#### THE DATA ####
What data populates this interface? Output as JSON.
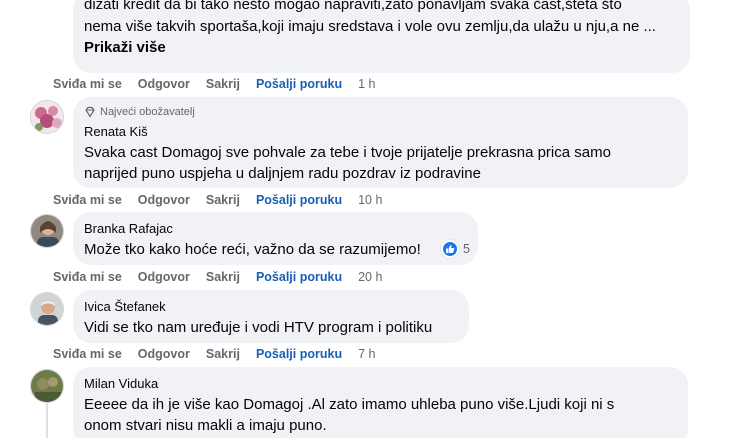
{
  "actions": {
    "like": "Sviđa mi se",
    "reply": "Odgovor",
    "hide": "Sakrij",
    "message": "Pošalji poruku"
  },
  "comments": [
    {
      "author": "",
      "lines": [
        "dizati kredit da bi tako nešto mogao napraviti,zato ponavljam svaka čast,šteta što",
        "nema više takvih sportaša,koji imaju sredstava i vole ovu zemlju,da ulažu u nju,a ne ..."
      ],
      "see_more": "Prikaži više",
      "time": "1 h"
    },
    {
      "badge": "Najveći obožavatelj",
      "author": "Renata Kiš",
      "lines": [
        "Svaka cast Domagoj sve pohvale za tebe i tvoje prijatelje prekrasna prica samo",
        "naprijed puno uspjeha u daljnjem radu pozdrav iz podravine"
      ],
      "time": "10 h"
    },
    {
      "author": "Branka Rafajac",
      "lines": [
        "Može tko kako hoće reći, važno da se razumijemo!"
      ],
      "reaction_icon": "like-icon",
      "reaction_count": "5",
      "time": "20 h"
    },
    {
      "author": "Ivica Štefanek",
      "lines": [
        "Vidi se tko nam uređuje i vodi HTV program i politiku"
      ],
      "time": "7 h"
    },
    {
      "author": "Milan Viduka",
      "lines": [
        "Eeeee da ih je više kao Domagoj .Al zato imamo uhleba puno više.Ljudi koji ni s",
        "onom stvari nisu makli a imaju puno."
      ]
    }
  ]
}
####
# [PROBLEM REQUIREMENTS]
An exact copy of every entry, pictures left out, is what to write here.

# [OUTPUT OF THE EXERCISE]
What data populates this interface? Output as JSON.
{
  "actions": {
    "like": "Sviđa mi se",
    "reply": "Odgovor",
    "hide": "Sakrij",
    "message": "Pošalji poruku"
  },
  "comments": [
    {
      "author": "",
      "lines": [
        "dizati kredit da bi tako nešto mogao napraviti,zato ponavljam svaka čast,šteta što",
        "nema više takvih sportaša,koji imaju sredstava i vole ovu zemlju,da ulažu u nju,a ne ..."
      ],
      "see_more": "Prikaži više",
      "time": "1 h"
    },
    {
      "badge": "Najveći obožavatelj",
      "author": "Renata Kiš",
      "lines": [
        "Svaka cast Domagoj sve pohvale za tebe i tvoje prijatelje prekrasna prica samo",
        "naprijed puno uspjeha u daljnjem radu pozdrav iz podravine"
      ],
      "time": "10 h"
    },
    {
      "author": "Branka Rafajac",
      "lines": [
        "Može tko kako hoće reći, važno da se razumijemo!"
      ],
      "reaction_icon": "like-icon",
      "reaction_count": "5",
      "time": "20 h"
    },
    {
      "author": "Ivica Štefanek",
      "lines": [
        "Vidi se tko nam uređuje i vodi HTV program i politiku"
      ],
      "time": "7 h"
    },
    {
      "author": "Milan Viduka",
      "lines": [
        "Eeeee da ih je više kao Domagoj .Al zato imamo uhleba puno više.Ljudi koji ni s",
        "onom stvari nisu makli a imaju puno."
      ]
    }
  ]
}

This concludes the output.